Thursday, July 30, 2009

Canadian Animation

Canada's animation industry has a history of limitations due to the high competition with its neighbor, the United States. Prior to 1939, Canadian animation was produced on a small scale.
the Danish Poet by Torill Kove 2006

In 1939, the National Film Board of Canada was established, forming a strong government supported organization that creates Canadian films. It's logo (the first image at the top of this entry) has the letters ONF, which stands for its French name Office national du film du Canada and NFB which simply stands for National Film Board. Creating animated films was not the Board's original intention. But after co-producing propoganda films with Disney, a handful of Canadian animators continued making animated films.
Aside from the NFB, long-term success in Canadian animation remained limited until Nelvana Limited Entertainment Company was found in 1971. Nelvana continues to produce Canadian television cartoons as well as helping with shows in the United States. Believe it or not, many kids in the United States have watched Canadian cartoons. Shows like the Magic School Bus, Little Bear, and Franklin the Turtle (the original book is in fact ---Canadian), were all made by Nelvana Studios.
the Man Who Planted Trees 1987 by Frédéric Back --frame by frame breakdown

Canada is known for keeping a low profile, but its contributions to the animation industry is just stupendous!

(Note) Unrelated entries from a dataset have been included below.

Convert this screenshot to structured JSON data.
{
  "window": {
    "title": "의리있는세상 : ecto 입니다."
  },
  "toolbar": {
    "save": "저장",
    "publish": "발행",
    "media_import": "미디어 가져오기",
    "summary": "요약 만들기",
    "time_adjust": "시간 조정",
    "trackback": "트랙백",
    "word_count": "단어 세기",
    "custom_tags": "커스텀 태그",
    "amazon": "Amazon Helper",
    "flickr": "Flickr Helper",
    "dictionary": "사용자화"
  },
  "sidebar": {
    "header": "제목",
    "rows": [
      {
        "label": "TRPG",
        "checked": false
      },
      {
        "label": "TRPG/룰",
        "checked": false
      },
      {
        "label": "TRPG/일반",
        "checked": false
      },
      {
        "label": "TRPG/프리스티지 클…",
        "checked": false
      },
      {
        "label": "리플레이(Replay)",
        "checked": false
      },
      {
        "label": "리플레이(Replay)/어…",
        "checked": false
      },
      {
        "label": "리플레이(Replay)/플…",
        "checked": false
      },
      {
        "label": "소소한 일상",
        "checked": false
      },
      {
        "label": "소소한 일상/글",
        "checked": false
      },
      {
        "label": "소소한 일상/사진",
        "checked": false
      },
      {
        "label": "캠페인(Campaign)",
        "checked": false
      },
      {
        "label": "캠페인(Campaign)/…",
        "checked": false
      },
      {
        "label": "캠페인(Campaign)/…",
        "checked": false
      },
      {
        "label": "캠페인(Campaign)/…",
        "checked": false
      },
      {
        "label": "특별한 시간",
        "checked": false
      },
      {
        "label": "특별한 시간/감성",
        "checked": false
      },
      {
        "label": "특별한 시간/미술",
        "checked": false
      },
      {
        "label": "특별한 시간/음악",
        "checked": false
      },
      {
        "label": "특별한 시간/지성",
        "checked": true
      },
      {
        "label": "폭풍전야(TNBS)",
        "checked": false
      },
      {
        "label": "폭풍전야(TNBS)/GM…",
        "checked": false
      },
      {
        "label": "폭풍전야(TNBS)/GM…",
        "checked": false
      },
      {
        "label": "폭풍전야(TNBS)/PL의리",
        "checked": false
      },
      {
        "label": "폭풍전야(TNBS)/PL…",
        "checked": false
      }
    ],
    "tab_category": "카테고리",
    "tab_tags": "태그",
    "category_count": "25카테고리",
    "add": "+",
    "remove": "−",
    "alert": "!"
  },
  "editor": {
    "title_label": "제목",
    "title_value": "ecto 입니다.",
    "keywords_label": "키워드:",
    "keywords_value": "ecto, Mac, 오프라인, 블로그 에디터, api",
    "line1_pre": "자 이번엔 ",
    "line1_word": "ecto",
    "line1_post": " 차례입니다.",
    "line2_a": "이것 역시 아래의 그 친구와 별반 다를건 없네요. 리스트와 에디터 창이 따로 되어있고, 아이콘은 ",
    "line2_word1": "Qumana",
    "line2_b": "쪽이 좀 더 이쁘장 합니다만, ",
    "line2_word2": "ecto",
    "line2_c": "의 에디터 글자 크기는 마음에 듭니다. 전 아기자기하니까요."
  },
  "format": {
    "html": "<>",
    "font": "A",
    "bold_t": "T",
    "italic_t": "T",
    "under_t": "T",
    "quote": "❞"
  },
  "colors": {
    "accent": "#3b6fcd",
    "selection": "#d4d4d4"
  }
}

Today Canadian artists stand in high positions in studios all over the world. Richard Williams (image above), the co- director of the technological breakthrough Who Framed Roger Rabbit, and author of the popular Animator's Survival Kit, is Canadian. Canada also provides phenomenal animation education in schools such as the Sheridan Institute of Technology (which won the 1984 Academy Award for Best Animated Short for the film Charade by student John Minnis) and the Vancouver Film School.

Crabby Chat illustration by Imaginism Studios Bobby Chiu and Kei Acedera 2008
My personal favorite is called Imaginism Studios, which not only makes mind blowing digital work, but also helped with the character design in Tim Burton's upcoming Alice and Wonderland.
Many Canadian studios and independent film makers have gained huge respect from the animation industry, receiving awards that include the Academy Award for Best Animated Short Film. Here are several that I recommend watching (to find out more, go to

1969- Walking by Ryan Larkin. This was an Oscar-nominated psychedelic short that challenged the animator's perspective.
1987- the Man Who Planted Trees by Frédéric Back from the Canadian Broadcasting Corporation (CBC) is an Academy Award winning short about how a man devotes himself to nature's rebirth.
2000-Black Soul (Ame Noire) by Martine Chartrand is a exhilerating dive into the heart of black culture. It's films like these that make us like history. Watch it here
2004- Ryan by Chris Landreth from the National Film Board of Canada. This Academy Award winning film is a documentary on Ryan Larkin when he live a life of alcohol and drug abuse on skid row. Ryan Larkin was the innovative Canadian animator who made the short Walking in 1969.
2006- the Danish Poet by Torill Kove is a Academy Award winning love story that reminds us of life's charming qualities in times when we think there are none.
2007- Madame Tutli Putli by Chris Lavis, Maciek Szczerbowski, and Clyde Henry Productions from the National Film Board of Canada. I've mentioned this Academy nominee earlier in my entry Senior Theses and Animated Shorts, its a very dark story about Mme Tutli Putli's train ride through life.
2007- I Met the Walrus by Josh Raskin. The film's producer Jerry Levitan, actually snuck into King Edward's Hotel building when he was 14 in 1969 and interviewed John Lennon in his suite! The animated film is based on an abridged 5 minutes of Levitan's recording. The film has inspired many animators to this day.

I Met the Walrus by Josh Raskin 2007
Ryan by Chris Landreth 2004

Photo of young animator Ryan Larkin

Black Soul by Martine Chartrand 2000


  1. Hi Vivi! Nice blog you've got here. I'll be coming back here for my animation history :) You would really love the recruiter visits at Ringling where all the companies bring in sneak previews. For Coraline we even got to play with the maquettes!

    Anyway, I really hope you and your family come to FL to visit. I would love to meet with you in person. I think a lot of your mom's concerns would be cleared after a visit to the school.

    Anyway, feel free to send me anything you want to be looked at.

    Keep the posts coming!

  2. Hey Yezi! I already said this but thanks SO much for commenting! I really appreciate it!!

    I can't believe you get to play with the Coraline maquettes, that's so cool! The movie was awesome, even though it was hard to see without 3-D glasses ._. Were the dolls there too?!!